Waves of sentries that he'd grown familiar with over the year stormed through the city. Thousands, maybe tens of thousands, flew out from beneath the city, through entrances no one was aware of. Before anyone understood what was happening, a crystal-like dome had been formed to encapsulate the entire city with all of its districts. From that point on, everyone was trapped in a birdcage made of sentries that stacked together to create this dome.
No doubt, panic quickly ensued. Without any explanation, the populace grew restless, and even the magi and teachers had no idea of what was happening as bad premonitions welled up inside them.
Only very few were aware of this function that was displayed before them. The crystalline dome made up of sentries created a barrier that few humans in the world could shatter by themselves. It was the pinnacle of human defense systems designed by non-other than the previous emperor.
Levestein - the man-made fortress created for the sole purpose of waging war.
The magi tried their best to quell the uproar, but no matter what they did, it didn't help. When panic threatened to turn into utter chaos, the academy sighed an accumulated sigh of relief at the sight of their headmaster who appeared in the sky.
“There's no need for panic!!” His voice reverberated through the city. The people felt their ears and chest vibrating in accordance with the strength hidden in his voice. Slowly the panic ceased and with the appearance of the steadfast beacon that was the headmaster, the people felt safer than ever before.
“There's no longer any reason to conceal it!” Zeristin continued with his booming voice. “The academy is under attack! The strength of the enemy is unknown, but do not fret, we will find and expunge the threat that has dared to infiltrate our home!”
Instead of fear, the people were filled with a sense of solidarity.
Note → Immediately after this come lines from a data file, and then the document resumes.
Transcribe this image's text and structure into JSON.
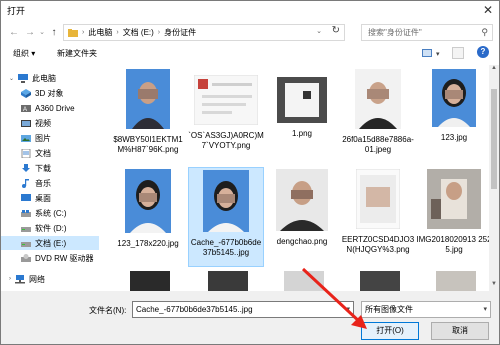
{
  "titlebar": {
    "title": "打开"
  },
  "address": {
    "segments": [
      "此电脑",
      "文档 (E:)",
      "身份证件"
    ]
  },
  "search": {
    "placeholder": "搜索\"身份证件\""
  },
  "toolbar": {
    "organize": "组织 ▾",
    "new_folder": "新建文件夹"
  },
  "sidebar": {
    "items": [
      {
        "label": "此电脑",
        "icon": "computer-icon"
      },
      {
        "label": "3D 对象",
        "icon": "3d-objects-icon"
      },
      {
        "label": "A360 Drive",
        "icon": "cloud-drive-icon"
      },
      {
        "label": "视频",
        "icon": "video-icon"
      },
      {
        "label": "图片",
        "icon": "pictures-icon"
      },
      {
        "label": "文档",
        "icon": "documents-icon"
      },
      {
        "label": "下载",
        "icon": "downloads-icon"
      },
      {
        "label": "音乐",
        "icon": "music-icon"
      },
      {
        "label": "桌面",
        "icon": "desktop-icon"
      },
      {
        "label": "系统 (C:)",
        "icon": "drive-c-icon"
      },
      {
        "label": "软件 (D:)",
        "icon": "drive-d-icon"
      },
      {
        "label": "文档 (E:)",
        "icon": "drive-e-icon"
      },
      {
        "label": "DVD RW 驱动器",
        "icon": "dvd-drive-icon"
      },
      {
        "label": "网络",
        "icon": "network-icon"
      }
    ]
  },
  "files": [
    {
      "name": "$8WBY50I1EKTM1M%H87`96K.png"
    },
    {
      "name": "`OS`AS3GJ)A0RC)M7`VYOTY.png"
    },
    {
      "name": "1.png"
    },
    {
      "name": "26f0a15d88e7886a-01.jpeg"
    },
    {
      "name": "123.jpg"
    },
    {
      "name": "123_178x220.jpg"
    },
    {
      "name": "Cache_-677b0b6de37b5145..jpg"
    },
    {
      "name": "dengchao.png"
    },
    {
      "name": "EERTZ0CSD4DJO3N(HJQGY%3.png"
    },
    {
      "name": "IMG2018020913 2525.jpg"
    }
  ],
  "bottom": {
    "filename_label": "文件名(N):",
    "filename_value": "Cache_-677b0b6de37b5145..jpg",
    "filetype_value": "所有图像文件",
    "open_label": "打开(O)",
    "cancel_label": "取消"
  },
  "colors": {
    "accent": "#0078d7",
    "selection": "#cce8ff",
    "arrow": "#e8231a"
  }
}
Soon cries of agreement united within the city, letting the heavens know that they would stand together to defend their home.
“Until then, the city will be closed off! No one is allowed entry or departure! Please bear with my forceful methods until we can be sure that our city is safe once again!!”
Aien watched all of this unfold with some astonishment. The city indeed turned out to be some sort of war-machine. He wondered whether this was the headmaster's construct or if he just had the method to control it, but before he could adequately form his thoughts, he felt someone grabbing him by the collar.
In a fraction of a moment, his world turned upside down as a nausea attacked his body that couldn't withstand the force of the speed he was traveling at. Before it caused him any serious harm, however, the force abruptly came to a halt, which sent him tumbling through the air until he collided with a wall.
While coughing and ringing for air, Aien shook the confusion out of his head. He didn't have to look around for long until he realized that he'd been thrown into a prison cell. It wasn't even close to the appearance of the dungeon he'd used for his experiments. In fact, it was more spacious than the storage room he'd been sleeping in and much more comfortable to boot. Only the bars of steel indicated that this was not a place where one was welcomed.
“I'm sorry for the rough treatment,” Zeristin said, but there wasn't an ounce of apology in his tone. He left no room for Aien to argue as he continued.
“Until we know what's going on, everyone that is suspicious will be imprisoned. Don't hold it against me, but if you are innocent, you have nothing to fear.”